When researchers expose healthy people to cold viruses, 85 to 90 percent become infected, but only about half will develop cold symptoms. So why do some get sick and others don’t?
Interestingly, a weak immune system doesn’t have anything to do with you getting a cold. Healthy people catch colds, too. Age and time of year can increase your chances of getting a cold. However, we don’t have much control over these. Ways to improve your chances of preventing colds include:
- Wash your hands. Make sure to wash your hands often and thoroughly especially, when around others that have colds.
- Have a positive personality. Positive people were not as likely to get a cold or the flu and those who did reported milder symptoms.
- Avoid stress. Stress lasting a month or more, increased the risk of developing a cold by as much as five times.
- Get seven hours of sleep. Those who slept at least seven hours or more were less likely to develop colds. Getting less than seven hours of sleep increased the risk of developing a cold by three times.
- Be physically active. The more people exercised during the fall and winter, the fewer colds, headaches, and fevers they got. If they did get ill, their symptoms were milder.
- Keep items clean. Clean and sanitize your kitchen and bathroom countertops. Periodically, wash your children’s toys
If you do develop a cold most symptoms will clear up in four to seven days, whether you have treatment or not.
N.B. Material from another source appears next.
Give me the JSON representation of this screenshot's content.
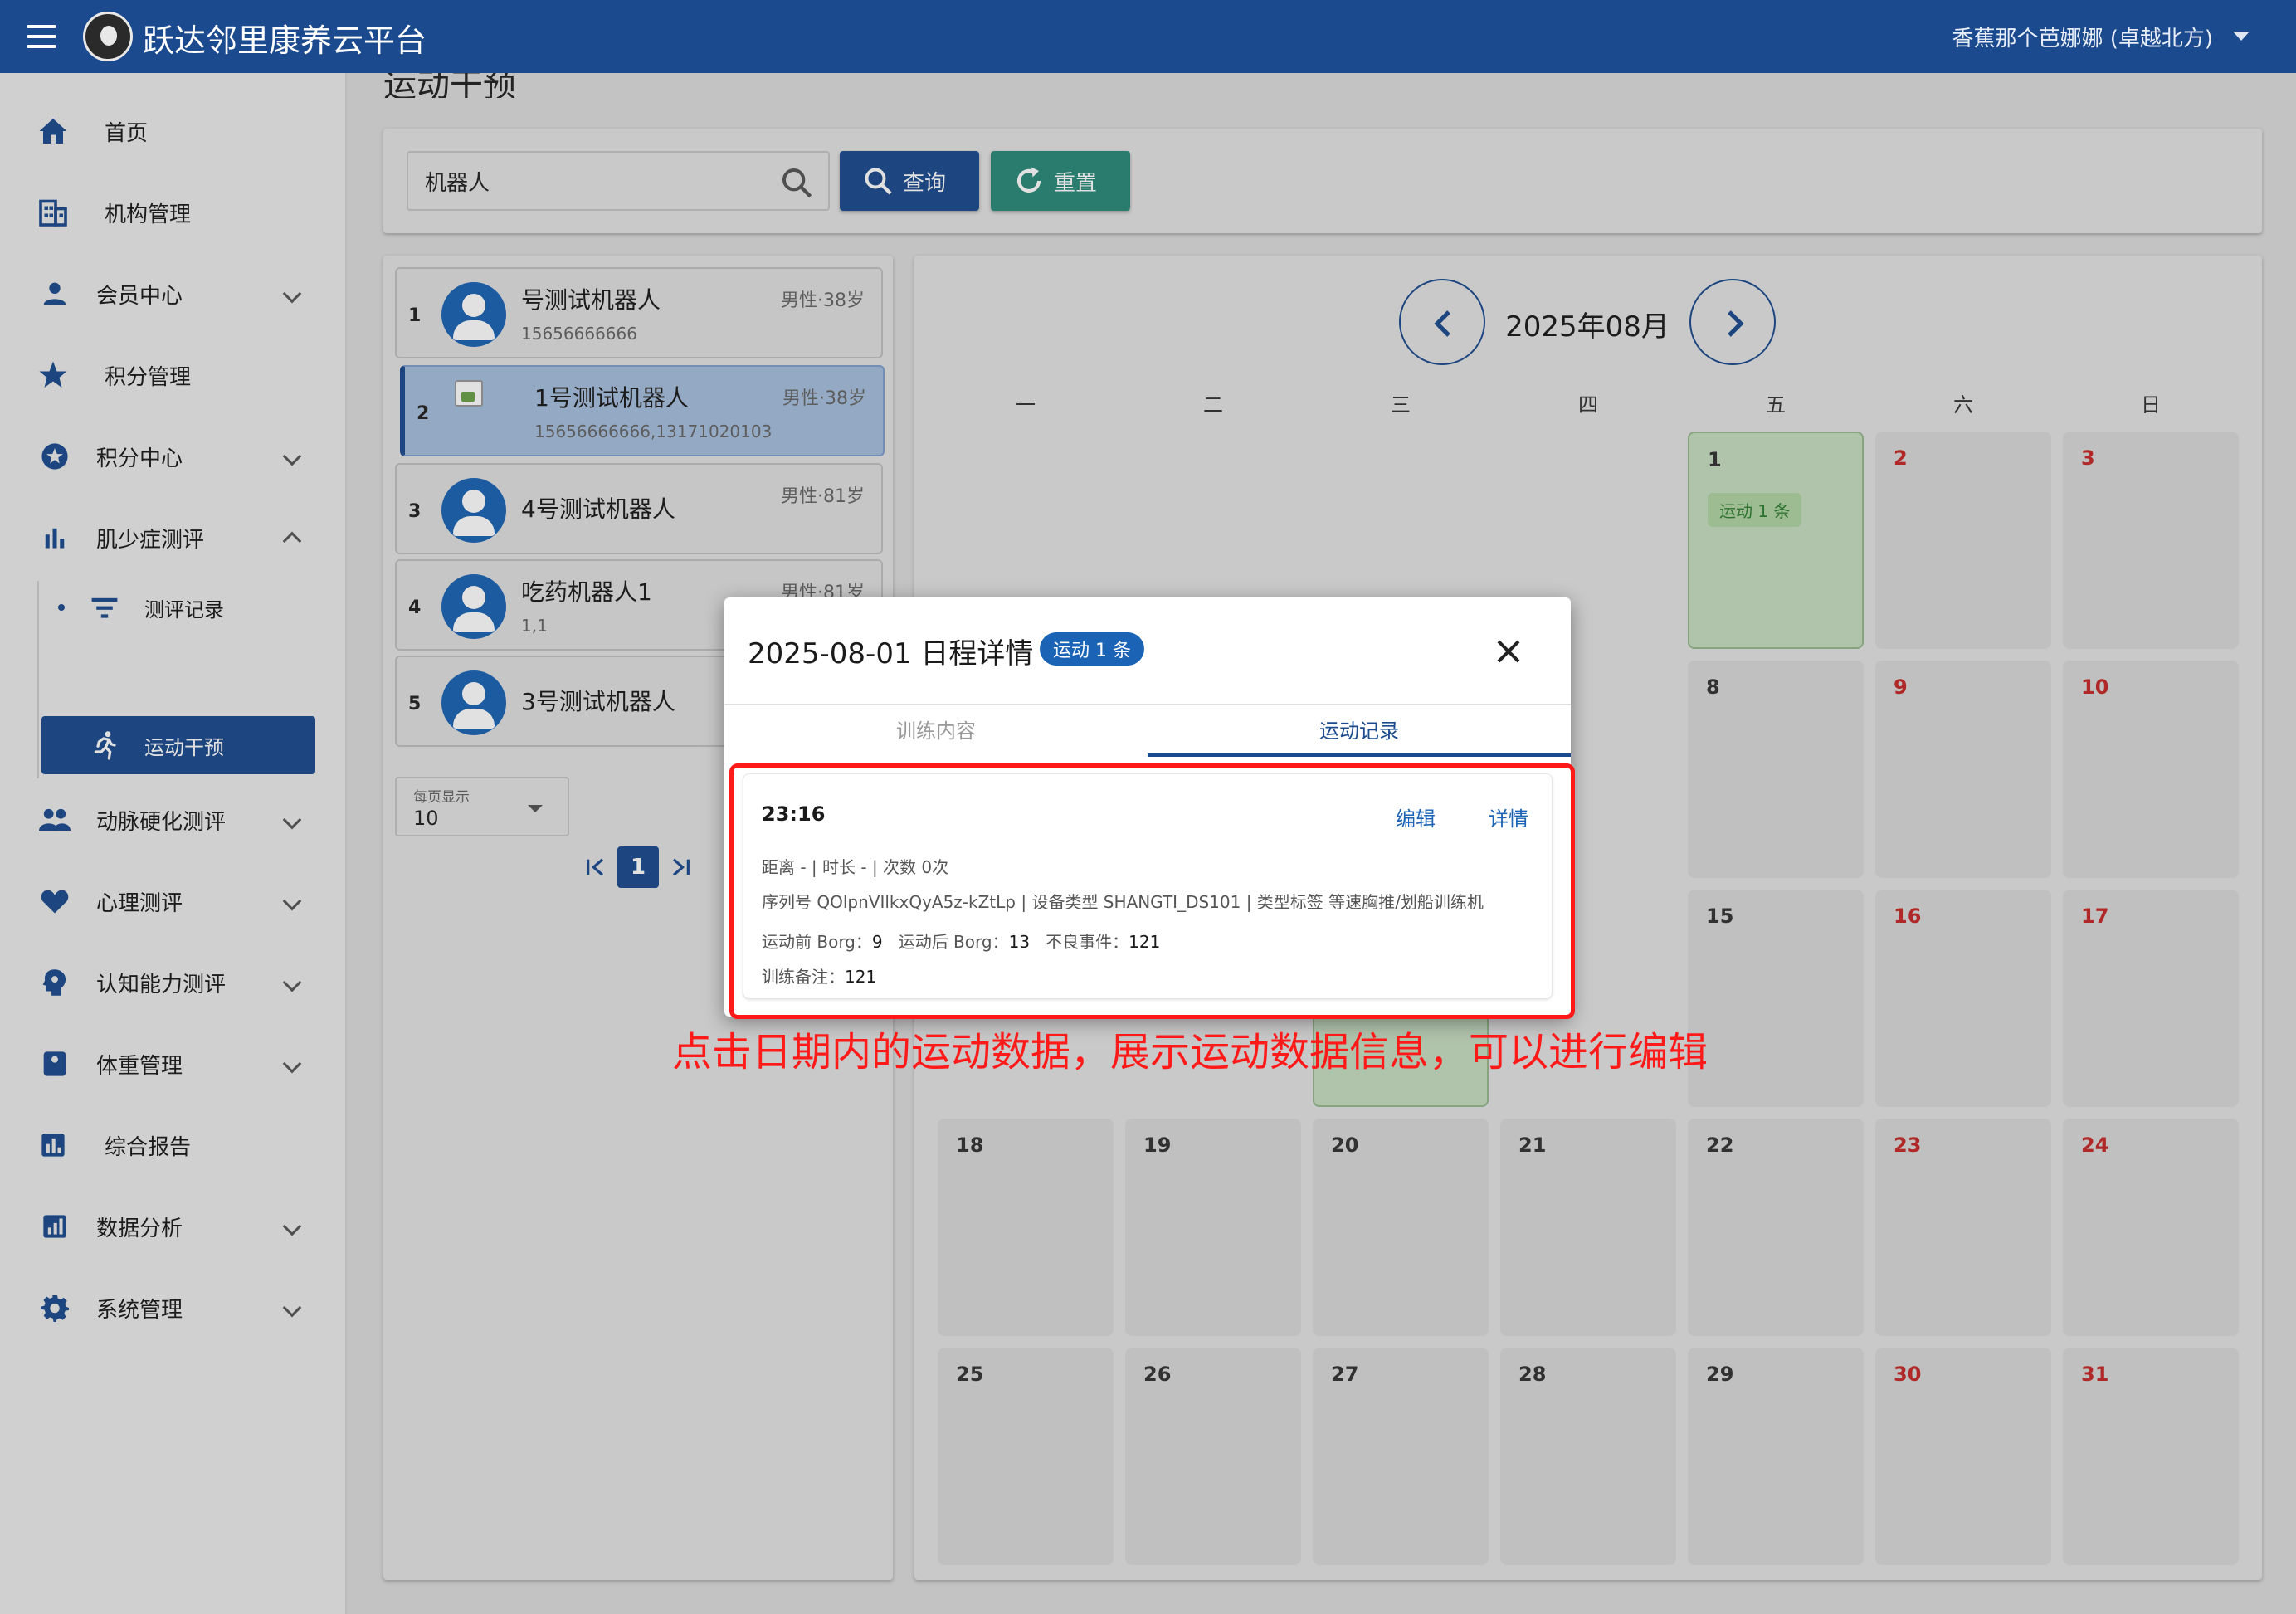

For babies and young children, you may want to consult your doctor on how to treat a cold. In most cases no doctor visits are necessary. Over-the-counter cold medications don’t cure a cold or send it packing. Many medications have side effects, so check them out carefully before you take one.
Home remedies that may make you feel more comfortable include:
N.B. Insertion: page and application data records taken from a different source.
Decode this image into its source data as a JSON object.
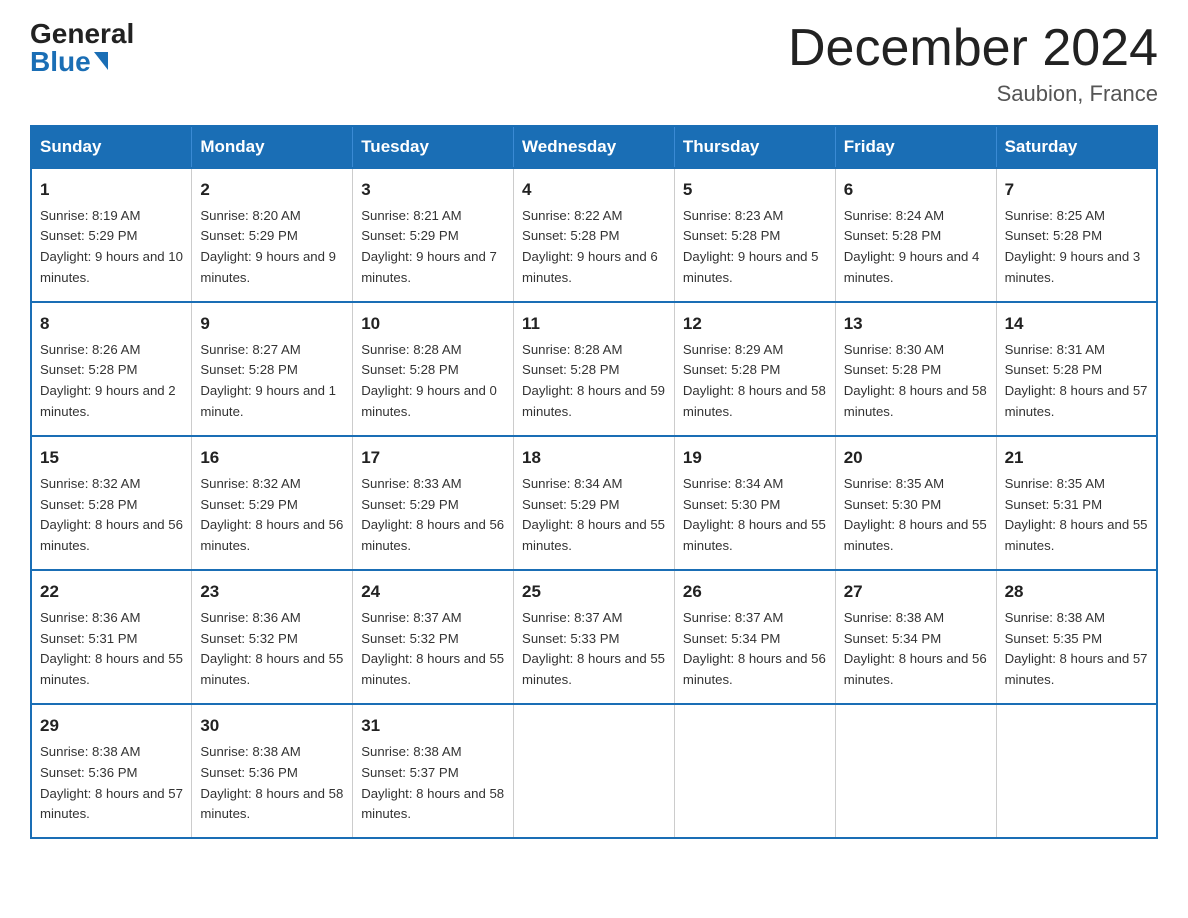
{
  "logo": {
    "general": "General",
    "blue": "Blue"
  },
  "title": {
    "month_year": "December 2024",
    "location": "Saubion, France"
  },
  "weekdays": [
    "Sunday",
    "Monday",
    "Tuesday",
    "Wednesday",
    "Thursday",
    "Friday",
    "Saturday"
  ],
  "weeks": [
    [
      {
        "day": "1",
        "sunrise": "8:19 AM",
        "sunset": "5:29 PM",
        "daylight": "9 hours and 10 minutes."
      },
      {
        "day": "2",
        "sunrise": "8:20 AM",
        "sunset": "5:29 PM",
        "daylight": "9 hours and 9 minutes."
      },
      {
        "day": "3",
        "sunrise": "8:21 AM",
        "sunset": "5:29 PM",
        "daylight": "9 hours and 7 minutes."
      },
      {
        "day": "4",
        "sunrise": "8:22 AM",
        "sunset": "5:28 PM",
        "daylight": "9 hours and 6 minutes."
      },
      {
        "day": "5",
        "sunrise": "8:23 AM",
        "sunset": "5:28 PM",
        "daylight": "9 hours and 5 minutes."
      },
      {
        "day": "6",
        "sunrise": "8:24 AM",
        "sunset": "5:28 PM",
        "daylight": "9 hours and 4 minutes."
      },
      {
        "day": "7",
        "sunrise": "8:25 AM",
        "sunset": "5:28 PM",
        "daylight": "9 hours and 3 minutes."
      }
    ],
    [
      {
        "day": "8",
        "sunrise": "8:26 AM",
        "sunset": "5:28 PM",
        "daylight": "9 hours and 2 minutes."
      },
      {
        "day": "9",
        "sunrise": "8:27 AM",
        "sunset": "5:28 PM",
        "daylight": "9 hours and 1 minute."
      },
      {
        "day": "10",
        "sunrise": "8:28 AM",
        "sunset": "5:28 PM",
        "daylight": "9 hours and 0 minutes."
      },
      {
        "day": "11",
        "sunrise": "8:28 AM",
        "sunset": "5:28 PM",
        "daylight": "8 hours and 59 minutes."
      },
      {
        "day": "12",
        "sunrise": "8:29 AM",
        "sunset": "5:28 PM",
        "daylight": "8 hours and 58 minutes."
      },
      {
        "day": "13",
        "sunrise": "8:30 AM",
        "sunset": "5:28 PM",
        "daylight": "8 hours and 58 minutes."
      },
      {
        "day": "14",
        "sunrise": "8:31 AM",
        "sunset": "5:28 PM",
        "daylight": "8 hours and 57 minutes."
      }
    ],
    [
      {
        "day": "15",
        "sunrise": "8:32 AM",
        "sunset": "5:28 PM",
        "daylight": "8 hours and 56 minutes."
      },
      {
        "day": "16",
        "sunrise": "8:32 AM",
        "sunset": "5:29 PM",
        "daylight": "8 hours and 56 minutes."
      },
      {
        "day": "17",
        "sunrise": "8:33 AM",
        "sunset": "5:29 PM",
        "daylight": "8 hours and 56 minutes."
      },
      {
        "day": "18",
        "sunrise": "8:34 AM",
        "sunset": "5:29 PM",
        "daylight": "8 hours and 55 minutes."
      },
      {
        "day": "19",
        "sunrise": "8:34 AM",
        "sunset": "5:30 PM",
        "daylight": "8 hours and 55 minutes."
      },
      {
        "day": "20",
        "sunrise": "8:35 AM",
        "sunset": "5:30 PM",
        "daylight": "8 hours and 55 minutes."
      },
      {
        "day": "21",
        "sunrise": "8:35 AM",
        "sunset": "5:31 PM",
        "daylight": "8 hours and 55 minutes."
      }
    ],
    [
      {
        "day": "22",
        "sunrise": "8:36 AM",
        "sunset": "5:31 PM",
        "daylight": "8 hours and 55 minutes."
      },
      {
        "day": "23",
        "sunrise": "8:36 AM",
        "sunset": "5:32 PM",
        "daylight": "8 hours and 55 minutes."
      },
      {
        "day": "24",
        "sunrise": "8:37 AM",
        "sunset": "5:32 PM",
        "daylight": "8 hours and 55 minutes."
      },
      {
        "day": "25",
        "sunrise": "8:37 AM",
        "sunset": "5:33 PM",
        "daylight": "8 hours and 55 minutes."
      },
      {
        "day": "26",
        "sunrise": "8:37 AM",
        "sunset": "5:34 PM",
        "daylight": "8 hours and 56 minutes."
      },
      {
        "day": "27",
        "sunrise": "8:38 AM",
        "sunset": "5:34 PM",
        "daylight": "8 hours and 56 minutes."
      },
      {
        "day": "28",
        "sunrise": "8:38 AM",
        "sunset": "5:35 PM",
        "daylight": "8 hours and 57 minutes."
      }
    ],
    [
      {
        "day": "29",
        "sunrise": "8:38 AM",
        "sunset": "5:36 PM",
        "daylight": "8 hours and 57 minutes."
      },
      {
        "day": "30",
        "sunrise": "8:38 AM",
        "sunset": "5:36 PM",
        "daylight": "8 hours and 58 minutes."
      },
      {
        "day": "31",
        "sunrise": "8:38 AM",
        "sunset": "5:37 PM",
        "daylight": "8 hours and 58 minutes."
      },
      null,
      null,
      null,
      null
    ]
  ],
  "labels": {
    "sunrise": "Sunrise:",
    "sunset": "Sunset:",
    "daylight": "Daylight:"
  }
}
- Drink lots of fluids.
- Get extra rest.
- Keep your room temperature warm and humid. However, it’s important not to overheat the room. If you do use a humidifier, make sure you clean it regularly to prevent bacteria growth.
- The use of nasal saline drops may help.
- Eat some chicken soup. It can help relieve cold and flu symptoms.
- Gargle with saltwater to soothe your throat.
Here’s to hoping that the cold and flu germs stay far away from all of us. Now is the time to wash our hands often, clean the countertops, be physically active, get 7 hours of sleep, stay positive and try to avoid stress. Hopefully, these tips will work.
Written by: Pat Brinkman, Extension Educator Family and Consumer Sciences, Ohio State University Extension
Reviewed by: Cheryl Barber Spires, Extension Educator Family and Consumer Sciences, Ohio State University Extension
Mayo Clinic Staff . Common Cold, Available online at http://www.mayoclinic.com/health/common-cold/DS00056/METHOD=print&DSECTION=all
Schardt, David. . “ Achoo! How to Avoid Catching a Cold” Nutrition Action Health Letter, March 2011 p. 8-9.